Instructions for the task -
In the records that follow, find each line containing "Account" and copy it.

[Stored data entries]
#####
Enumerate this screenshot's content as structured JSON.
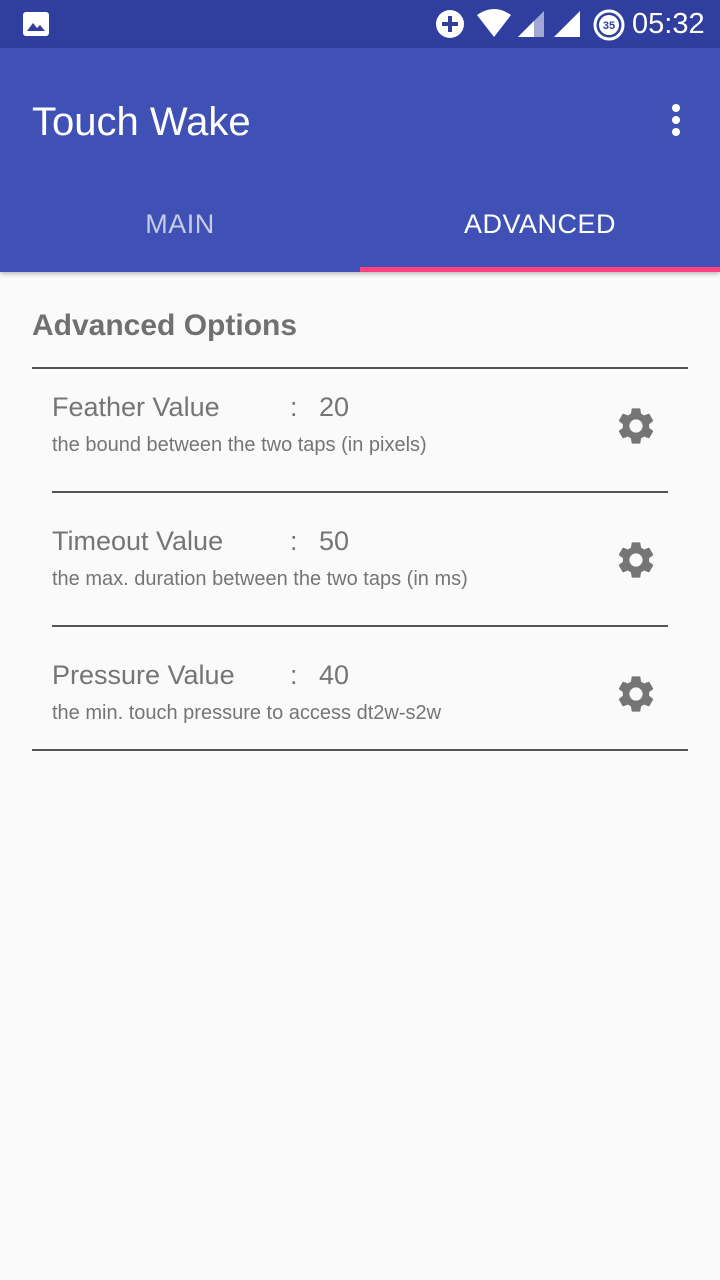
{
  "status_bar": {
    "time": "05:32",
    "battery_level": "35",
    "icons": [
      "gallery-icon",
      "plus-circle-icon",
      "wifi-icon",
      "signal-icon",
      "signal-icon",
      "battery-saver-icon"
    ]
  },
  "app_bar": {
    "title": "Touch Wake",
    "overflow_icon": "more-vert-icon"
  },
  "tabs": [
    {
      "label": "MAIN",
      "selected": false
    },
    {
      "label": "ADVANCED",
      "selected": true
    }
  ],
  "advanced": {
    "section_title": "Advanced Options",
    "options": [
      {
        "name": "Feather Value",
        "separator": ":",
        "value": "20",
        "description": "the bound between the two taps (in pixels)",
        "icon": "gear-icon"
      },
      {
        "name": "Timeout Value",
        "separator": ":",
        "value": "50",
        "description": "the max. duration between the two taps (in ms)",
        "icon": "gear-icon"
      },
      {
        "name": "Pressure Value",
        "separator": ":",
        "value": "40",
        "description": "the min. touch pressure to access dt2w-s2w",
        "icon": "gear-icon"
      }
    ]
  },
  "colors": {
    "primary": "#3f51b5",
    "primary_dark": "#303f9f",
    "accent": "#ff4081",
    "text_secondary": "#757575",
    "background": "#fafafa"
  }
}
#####
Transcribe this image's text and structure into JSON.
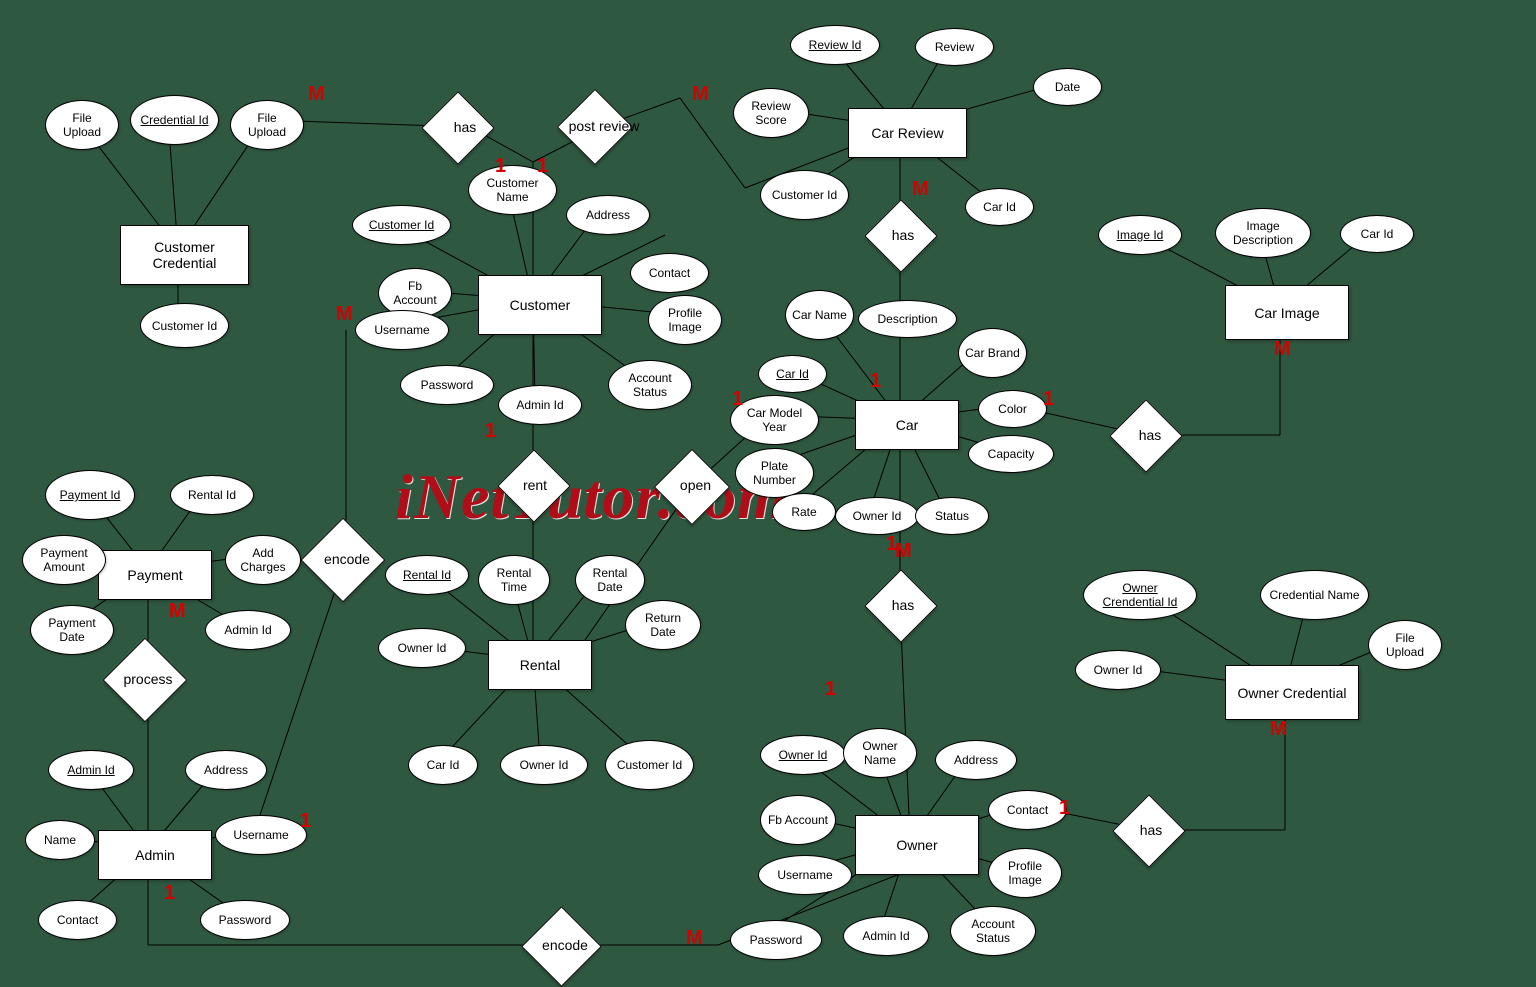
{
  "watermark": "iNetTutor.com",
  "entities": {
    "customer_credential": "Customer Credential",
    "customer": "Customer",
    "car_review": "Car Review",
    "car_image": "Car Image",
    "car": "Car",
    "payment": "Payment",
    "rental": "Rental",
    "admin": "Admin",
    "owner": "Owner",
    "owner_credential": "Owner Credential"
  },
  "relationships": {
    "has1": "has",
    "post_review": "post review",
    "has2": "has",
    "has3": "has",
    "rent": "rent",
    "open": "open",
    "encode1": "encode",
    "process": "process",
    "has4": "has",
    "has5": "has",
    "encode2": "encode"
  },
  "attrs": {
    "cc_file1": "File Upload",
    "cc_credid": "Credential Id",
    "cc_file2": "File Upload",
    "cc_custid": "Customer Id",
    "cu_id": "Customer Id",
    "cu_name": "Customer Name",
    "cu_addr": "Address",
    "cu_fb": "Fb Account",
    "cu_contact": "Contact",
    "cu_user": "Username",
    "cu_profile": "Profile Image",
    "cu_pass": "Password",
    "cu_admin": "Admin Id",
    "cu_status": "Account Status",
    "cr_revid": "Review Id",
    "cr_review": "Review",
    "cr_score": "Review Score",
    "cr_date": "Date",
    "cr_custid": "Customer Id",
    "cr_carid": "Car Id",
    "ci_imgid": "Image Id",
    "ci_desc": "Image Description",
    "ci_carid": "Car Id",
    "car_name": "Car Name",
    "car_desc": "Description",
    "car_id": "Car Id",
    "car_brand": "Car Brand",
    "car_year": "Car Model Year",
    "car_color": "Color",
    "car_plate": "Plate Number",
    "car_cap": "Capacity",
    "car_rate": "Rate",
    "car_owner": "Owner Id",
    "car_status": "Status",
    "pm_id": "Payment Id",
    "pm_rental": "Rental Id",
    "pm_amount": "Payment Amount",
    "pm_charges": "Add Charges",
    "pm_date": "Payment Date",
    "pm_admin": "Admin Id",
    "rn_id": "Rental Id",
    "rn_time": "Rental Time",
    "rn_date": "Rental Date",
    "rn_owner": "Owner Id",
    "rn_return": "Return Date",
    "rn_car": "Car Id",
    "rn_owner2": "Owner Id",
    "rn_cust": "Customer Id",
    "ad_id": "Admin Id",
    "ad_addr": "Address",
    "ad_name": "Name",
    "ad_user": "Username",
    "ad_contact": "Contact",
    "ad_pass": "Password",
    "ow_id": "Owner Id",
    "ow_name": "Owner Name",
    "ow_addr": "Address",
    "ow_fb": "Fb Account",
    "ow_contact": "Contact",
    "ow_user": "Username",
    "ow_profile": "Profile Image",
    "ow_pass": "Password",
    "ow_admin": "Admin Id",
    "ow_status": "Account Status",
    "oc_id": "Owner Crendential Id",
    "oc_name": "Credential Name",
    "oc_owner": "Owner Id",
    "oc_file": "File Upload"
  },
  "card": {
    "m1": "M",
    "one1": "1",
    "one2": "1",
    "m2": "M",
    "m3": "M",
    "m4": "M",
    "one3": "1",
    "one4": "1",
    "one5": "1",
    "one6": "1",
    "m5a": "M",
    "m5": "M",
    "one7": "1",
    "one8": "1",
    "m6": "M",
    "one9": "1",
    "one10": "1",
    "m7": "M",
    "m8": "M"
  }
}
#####
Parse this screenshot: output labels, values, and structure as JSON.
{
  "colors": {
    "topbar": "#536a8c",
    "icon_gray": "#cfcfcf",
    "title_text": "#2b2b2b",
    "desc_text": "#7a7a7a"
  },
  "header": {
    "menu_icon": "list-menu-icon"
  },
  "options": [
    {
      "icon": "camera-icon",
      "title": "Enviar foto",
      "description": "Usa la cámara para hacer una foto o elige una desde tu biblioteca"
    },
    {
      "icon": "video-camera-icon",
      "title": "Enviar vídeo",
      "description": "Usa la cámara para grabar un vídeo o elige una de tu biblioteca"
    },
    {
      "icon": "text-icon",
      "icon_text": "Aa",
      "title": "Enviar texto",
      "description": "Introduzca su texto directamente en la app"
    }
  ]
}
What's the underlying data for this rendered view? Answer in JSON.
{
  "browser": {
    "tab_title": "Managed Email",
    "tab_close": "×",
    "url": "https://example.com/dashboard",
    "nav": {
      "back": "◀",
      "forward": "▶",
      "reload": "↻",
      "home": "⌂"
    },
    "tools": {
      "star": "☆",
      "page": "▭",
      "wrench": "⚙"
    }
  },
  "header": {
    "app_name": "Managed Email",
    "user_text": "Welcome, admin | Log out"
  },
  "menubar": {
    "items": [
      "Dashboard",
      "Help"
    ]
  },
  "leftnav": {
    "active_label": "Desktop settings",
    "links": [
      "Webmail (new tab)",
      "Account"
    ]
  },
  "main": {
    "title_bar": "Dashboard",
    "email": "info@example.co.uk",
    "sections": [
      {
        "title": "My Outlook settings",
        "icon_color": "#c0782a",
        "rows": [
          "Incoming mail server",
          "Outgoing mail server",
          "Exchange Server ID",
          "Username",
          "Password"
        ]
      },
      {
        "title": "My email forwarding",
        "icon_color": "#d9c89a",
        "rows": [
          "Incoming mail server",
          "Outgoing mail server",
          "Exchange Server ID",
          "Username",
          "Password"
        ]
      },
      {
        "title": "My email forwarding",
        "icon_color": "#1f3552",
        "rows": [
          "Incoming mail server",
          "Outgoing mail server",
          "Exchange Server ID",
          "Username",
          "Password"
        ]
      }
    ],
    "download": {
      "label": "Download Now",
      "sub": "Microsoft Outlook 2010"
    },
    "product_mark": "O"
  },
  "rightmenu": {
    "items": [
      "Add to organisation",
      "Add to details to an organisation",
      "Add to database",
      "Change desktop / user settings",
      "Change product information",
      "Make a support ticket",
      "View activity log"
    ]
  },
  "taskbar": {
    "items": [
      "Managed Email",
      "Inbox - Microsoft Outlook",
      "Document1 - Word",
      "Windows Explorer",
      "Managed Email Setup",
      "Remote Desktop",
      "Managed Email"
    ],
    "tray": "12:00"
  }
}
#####
Final answer -
    "cu_fb": "Fb Account",
    "cu_status": "Account Status",
    "ow_fb": "Fb Account",
    "ow_status": "Account Status",
      "Account"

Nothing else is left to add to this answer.